__Your task__.
Reproduce each record exactly, but exclude every picture.

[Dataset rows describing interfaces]
◇ ◇ ◇ ◇ ◇ ◇ ◇
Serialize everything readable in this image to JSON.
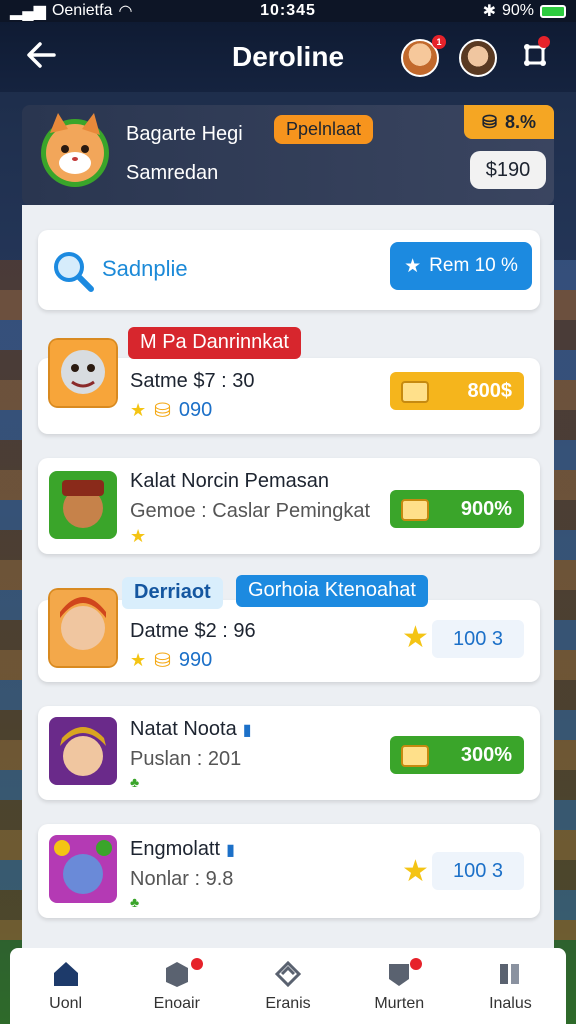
{
  "status_bar": {
    "carrier": "Oenietfa",
    "time": "10:345",
    "battery": "90%"
  },
  "header": {
    "title": "Deroline",
    "back_icon": "arrow-left-icon",
    "avatar_1_badge": "1",
    "settings_icon": "gear-icon"
  },
  "profile": {
    "name": "Bagarte Hegi",
    "tag": "Ppelnlaat",
    "subtitle": "Samredan",
    "coin_label": "8.%",
    "price": "$190"
  },
  "search": {
    "label": "Sadnplie",
    "button_label": "Rem 10 %"
  },
  "items": [
    {
      "ribbon": "M Pa Danrinnkat",
      "title": "Satme  $7 : 30",
      "sub": "090",
      "value": "800$",
      "value_style": "yellow"
    },
    {
      "title": "Kalat Norcin Pemasan",
      "sub": "Gemoe : Caslar Pemingkat",
      "value": "900%",
      "value_style": "green"
    },
    {
      "ribbon": "Derriaot",
      "ribbon_2": "Gorhoia Ktenoahat",
      "title": "Datme  $2 : 96",
      "sub": "990",
      "value": "100 3",
      "value_style": "plain"
    },
    {
      "title": "Natat Noota",
      "sub": "Puslan : 201",
      "value": "300%",
      "value_style": "green"
    },
    {
      "title": "Engmolatt",
      "sub": "Nonlar : 9.8",
      "value": "100 3",
      "value_style": "plain"
    }
  ],
  "nav": [
    {
      "label": "Uonl",
      "icon": "home-icon"
    },
    {
      "label": "Enoair",
      "icon": "box-icon"
    },
    {
      "label": "Eranis",
      "icon": "tag-icon"
    },
    {
      "label": "Murten",
      "icon": "badge-icon"
    },
    {
      "label": "Inalus",
      "icon": "grid-icon"
    }
  ],
  "colors": {
    "accent_blue": "#1c8ae0",
    "green": "#3aa52a",
    "yellow": "#f5b51c",
    "orange": "#f7941d",
    "red": "#e6222a"
  }
}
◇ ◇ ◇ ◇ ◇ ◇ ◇
__Exercise solution__.
Serialize everything readable in this image to JSON.
{
  "status_bar": {
    "carrier": "Oenietfa",
    "time": "10:345",
    "battery": "90%"
  },
  "header": {
    "title": "Deroline",
    "back_icon": "arrow-left-icon",
    "avatar_1_badge": "1",
    "settings_icon": "gear-icon"
  },
  "profile": {
    "name": "Bagarte Hegi",
    "tag": "Ppelnlaat",
    "subtitle": "Samredan",
    "coin_label": "8.%",
    "price": "$190"
  },
  "search": {
    "label": "Sadnplie",
    "button_label": "Rem 10 %"
  },
  "items": [
    {
      "ribbon": "M Pa Danrinnkat",
      "title": "Satme  $7 : 30",
      "sub": "090",
      "value": "800$",
      "value_style": "yellow"
    },
    {
      "title": "Kalat Norcin Pemasan",
      "sub": "Gemoe : Caslar Pemingkat",
      "value": "900%",
      "value_style": "green"
    },
    {
      "ribbon": "Derriaot",
      "ribbon_2": "Gorhoia Ktenoahat",
      "title": "Datme  $2 : 96",
      "sub": "990",
      "value": "100 3",
      "value_style": "plain"
    },
    {
      "title": "Natat Noota",
      "sub": "Puslan : 201",
      "value": "300%",
      "value_style": "green"
    },
    {
      "title": "Engmolatt",
      "sub": "Nonlar : 9.8",
      "value": "100 3",
      "value_style": "plain"
    }
  ],
  "nav": [
    {
      "label": "Uonl",
      "icon": "home-icon"
    },
    {
      "label": "Enoair",
      "icon": "box-icon"
    },
    {
      "label": "Eranis",
      "icon": "tag-icon"
    },
    {
      "label": "Murten",
      "icon": "badge-icon"
    },
    {
      "label": "Inalus",
      "icon": "grid-icon"
    }
  ],
  "colors": {
    "accent_blue": "#1c8ae0",
    "green": "#3aa52a",
    "yellow": "#f5b51c",
    "orange": "#f7941d",
    "red": "#e6222a"
  }
}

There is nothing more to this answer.